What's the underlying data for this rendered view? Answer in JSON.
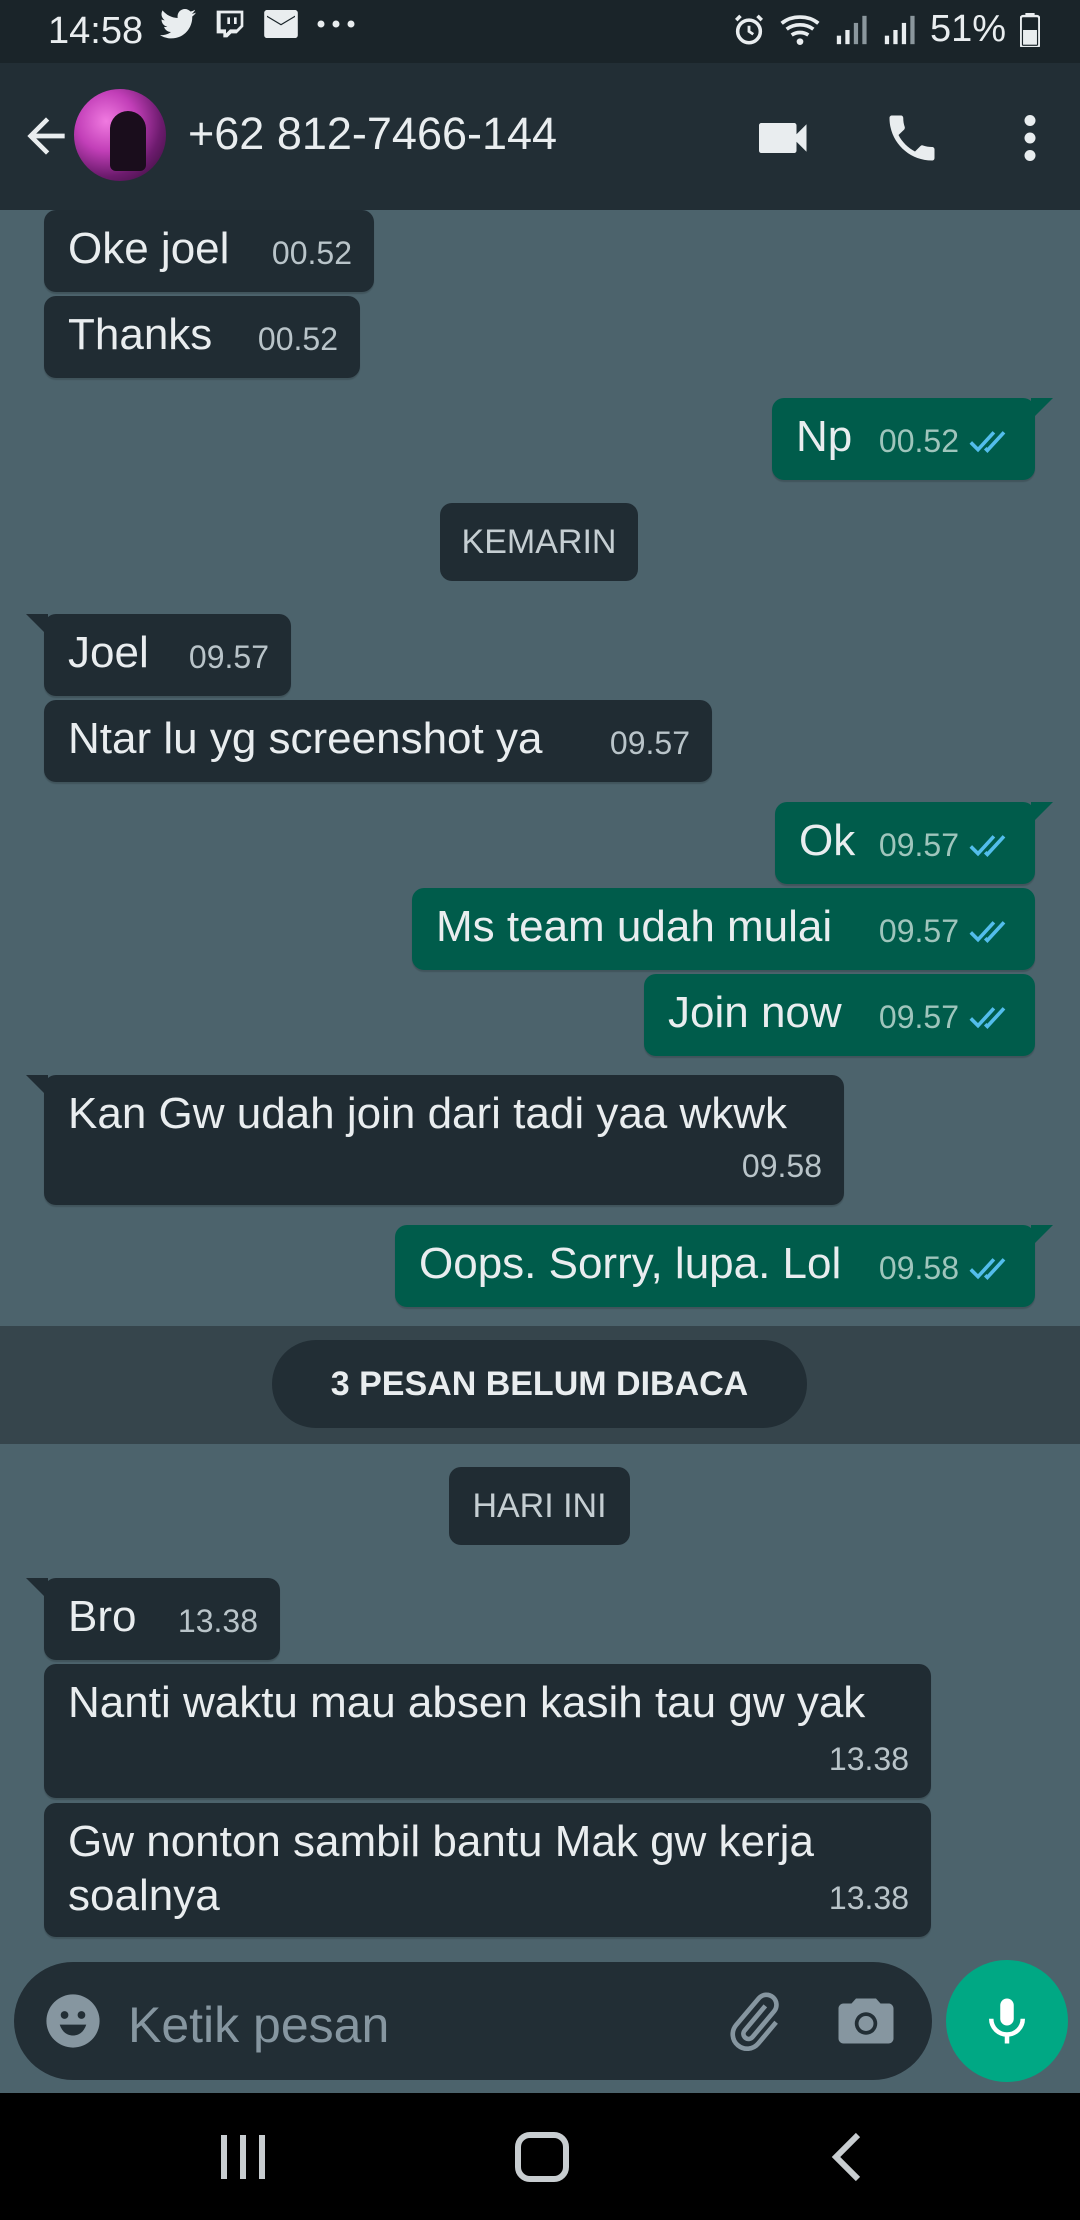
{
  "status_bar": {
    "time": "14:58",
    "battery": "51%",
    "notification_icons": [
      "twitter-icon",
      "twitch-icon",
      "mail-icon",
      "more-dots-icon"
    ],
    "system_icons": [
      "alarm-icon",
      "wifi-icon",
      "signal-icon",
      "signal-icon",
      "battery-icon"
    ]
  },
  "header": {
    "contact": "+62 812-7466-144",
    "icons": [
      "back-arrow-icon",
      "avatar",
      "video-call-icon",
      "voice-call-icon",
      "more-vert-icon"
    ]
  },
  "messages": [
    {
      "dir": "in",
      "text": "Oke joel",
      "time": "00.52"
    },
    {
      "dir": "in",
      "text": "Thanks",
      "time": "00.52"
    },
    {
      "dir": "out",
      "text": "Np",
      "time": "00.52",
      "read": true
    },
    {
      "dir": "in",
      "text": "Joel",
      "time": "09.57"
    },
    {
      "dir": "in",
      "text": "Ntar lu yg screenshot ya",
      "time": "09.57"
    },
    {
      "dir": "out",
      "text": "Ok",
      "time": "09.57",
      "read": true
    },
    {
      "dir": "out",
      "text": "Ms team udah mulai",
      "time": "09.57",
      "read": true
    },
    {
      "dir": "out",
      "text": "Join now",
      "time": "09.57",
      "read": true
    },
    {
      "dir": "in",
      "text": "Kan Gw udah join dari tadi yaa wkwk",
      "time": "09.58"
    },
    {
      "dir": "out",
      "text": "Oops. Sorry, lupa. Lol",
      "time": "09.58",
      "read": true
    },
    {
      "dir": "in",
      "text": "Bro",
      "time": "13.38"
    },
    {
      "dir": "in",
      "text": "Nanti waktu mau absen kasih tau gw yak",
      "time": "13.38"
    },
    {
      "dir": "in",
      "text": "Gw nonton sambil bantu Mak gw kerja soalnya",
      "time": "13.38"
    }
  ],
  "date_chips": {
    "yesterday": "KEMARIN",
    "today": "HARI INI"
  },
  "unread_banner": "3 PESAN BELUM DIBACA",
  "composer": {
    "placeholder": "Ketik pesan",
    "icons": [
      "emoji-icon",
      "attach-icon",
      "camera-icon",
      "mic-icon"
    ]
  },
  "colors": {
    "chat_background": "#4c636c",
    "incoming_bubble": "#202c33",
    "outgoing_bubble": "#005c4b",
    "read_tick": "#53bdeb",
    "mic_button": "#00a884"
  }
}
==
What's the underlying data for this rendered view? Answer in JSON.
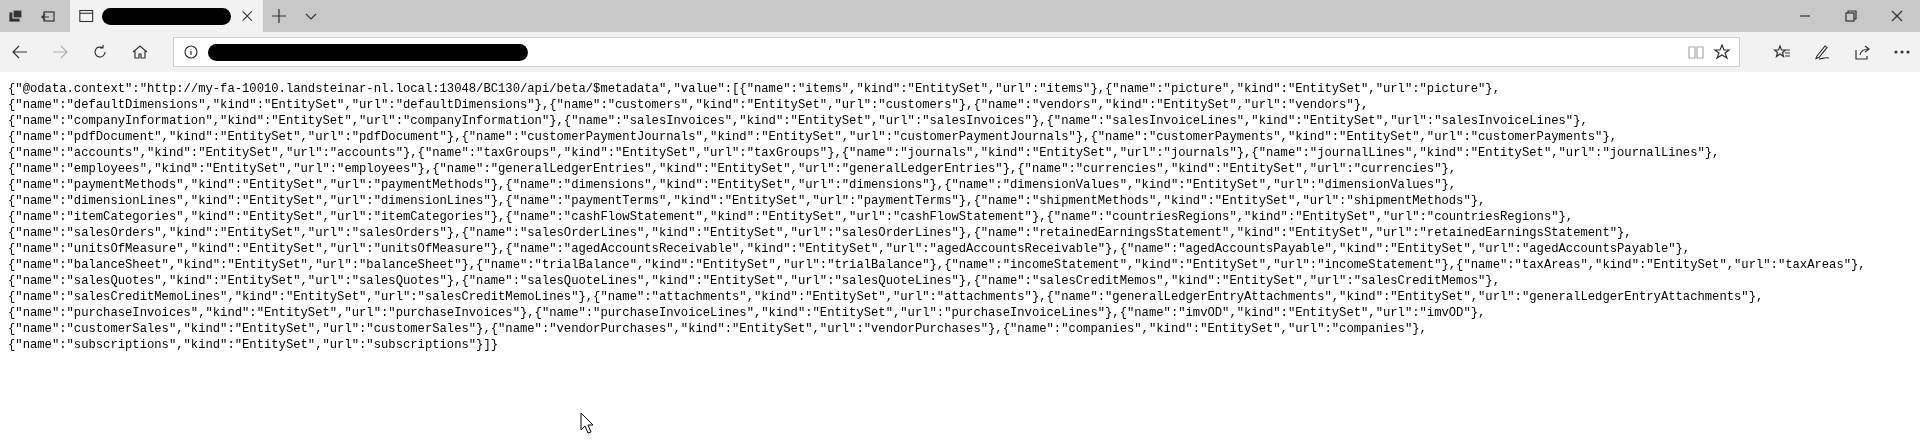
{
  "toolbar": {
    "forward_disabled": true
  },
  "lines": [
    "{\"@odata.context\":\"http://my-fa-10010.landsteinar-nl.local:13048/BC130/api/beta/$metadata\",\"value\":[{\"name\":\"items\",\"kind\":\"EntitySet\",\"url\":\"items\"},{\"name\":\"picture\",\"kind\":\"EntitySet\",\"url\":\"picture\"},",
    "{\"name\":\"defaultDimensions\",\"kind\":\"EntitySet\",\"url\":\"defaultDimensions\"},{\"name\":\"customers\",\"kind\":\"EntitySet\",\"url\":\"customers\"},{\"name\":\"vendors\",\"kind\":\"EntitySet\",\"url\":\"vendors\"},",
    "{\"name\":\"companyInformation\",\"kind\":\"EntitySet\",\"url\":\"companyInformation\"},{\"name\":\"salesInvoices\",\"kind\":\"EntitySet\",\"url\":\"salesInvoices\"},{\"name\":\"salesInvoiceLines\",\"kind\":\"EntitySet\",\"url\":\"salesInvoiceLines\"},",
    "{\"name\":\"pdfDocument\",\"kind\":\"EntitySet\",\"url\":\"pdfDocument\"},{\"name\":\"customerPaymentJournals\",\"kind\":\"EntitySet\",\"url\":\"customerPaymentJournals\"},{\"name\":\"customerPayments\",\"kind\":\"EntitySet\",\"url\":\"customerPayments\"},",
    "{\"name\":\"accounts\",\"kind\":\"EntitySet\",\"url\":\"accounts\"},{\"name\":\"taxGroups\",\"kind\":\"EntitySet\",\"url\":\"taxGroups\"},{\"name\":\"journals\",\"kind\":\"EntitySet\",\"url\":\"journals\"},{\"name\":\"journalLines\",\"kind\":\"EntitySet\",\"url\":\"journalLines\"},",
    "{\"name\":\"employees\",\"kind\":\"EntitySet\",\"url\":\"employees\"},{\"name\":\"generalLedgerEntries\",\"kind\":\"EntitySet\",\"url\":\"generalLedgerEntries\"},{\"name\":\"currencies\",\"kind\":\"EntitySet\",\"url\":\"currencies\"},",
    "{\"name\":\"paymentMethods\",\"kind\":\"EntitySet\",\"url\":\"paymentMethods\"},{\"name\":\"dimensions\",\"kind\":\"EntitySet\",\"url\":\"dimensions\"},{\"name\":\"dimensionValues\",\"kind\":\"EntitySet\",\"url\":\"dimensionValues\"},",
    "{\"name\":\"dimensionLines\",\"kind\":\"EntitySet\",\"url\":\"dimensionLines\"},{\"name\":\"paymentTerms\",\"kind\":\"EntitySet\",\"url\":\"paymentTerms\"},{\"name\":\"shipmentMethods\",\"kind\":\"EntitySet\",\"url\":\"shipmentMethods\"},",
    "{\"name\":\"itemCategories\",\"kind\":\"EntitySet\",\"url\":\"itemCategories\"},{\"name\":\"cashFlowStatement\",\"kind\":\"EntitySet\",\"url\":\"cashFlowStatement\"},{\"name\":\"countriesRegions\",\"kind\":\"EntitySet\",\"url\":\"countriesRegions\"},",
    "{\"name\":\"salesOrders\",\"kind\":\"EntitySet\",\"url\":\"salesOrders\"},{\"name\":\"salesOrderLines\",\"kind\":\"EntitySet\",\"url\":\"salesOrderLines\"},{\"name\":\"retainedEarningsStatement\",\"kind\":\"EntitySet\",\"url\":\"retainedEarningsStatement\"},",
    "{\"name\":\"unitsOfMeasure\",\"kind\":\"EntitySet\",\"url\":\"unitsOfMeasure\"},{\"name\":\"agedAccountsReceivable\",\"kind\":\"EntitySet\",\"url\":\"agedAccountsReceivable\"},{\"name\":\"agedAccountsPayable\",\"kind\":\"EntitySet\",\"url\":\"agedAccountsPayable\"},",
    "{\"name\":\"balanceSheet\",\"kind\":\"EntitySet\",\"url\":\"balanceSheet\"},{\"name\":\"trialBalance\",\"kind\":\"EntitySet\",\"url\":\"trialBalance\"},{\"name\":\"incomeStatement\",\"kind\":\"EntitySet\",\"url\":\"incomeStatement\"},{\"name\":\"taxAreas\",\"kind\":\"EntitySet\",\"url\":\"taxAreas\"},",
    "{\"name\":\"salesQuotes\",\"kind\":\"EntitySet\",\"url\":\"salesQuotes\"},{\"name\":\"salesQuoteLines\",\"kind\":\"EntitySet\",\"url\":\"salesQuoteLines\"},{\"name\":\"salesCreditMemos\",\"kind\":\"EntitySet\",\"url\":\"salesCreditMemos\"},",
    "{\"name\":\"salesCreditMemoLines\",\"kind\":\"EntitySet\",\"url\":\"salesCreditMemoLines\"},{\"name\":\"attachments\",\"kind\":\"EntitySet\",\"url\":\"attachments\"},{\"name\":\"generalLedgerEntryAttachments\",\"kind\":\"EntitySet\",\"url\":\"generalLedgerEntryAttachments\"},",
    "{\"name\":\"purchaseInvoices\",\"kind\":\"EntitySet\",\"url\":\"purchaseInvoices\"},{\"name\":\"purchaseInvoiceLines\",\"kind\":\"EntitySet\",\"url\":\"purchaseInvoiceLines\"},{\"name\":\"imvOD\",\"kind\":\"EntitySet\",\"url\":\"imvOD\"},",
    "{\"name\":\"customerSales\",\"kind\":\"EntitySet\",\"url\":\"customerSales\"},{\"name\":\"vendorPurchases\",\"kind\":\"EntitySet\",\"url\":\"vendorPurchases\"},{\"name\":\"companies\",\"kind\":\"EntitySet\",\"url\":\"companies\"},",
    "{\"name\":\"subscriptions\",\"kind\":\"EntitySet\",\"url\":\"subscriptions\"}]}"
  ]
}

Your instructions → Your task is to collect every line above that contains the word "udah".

Task answer →
      "text": "Ms team udah mulai",
      "text": "Kan Gw udah join dari tadi yaa wkwk",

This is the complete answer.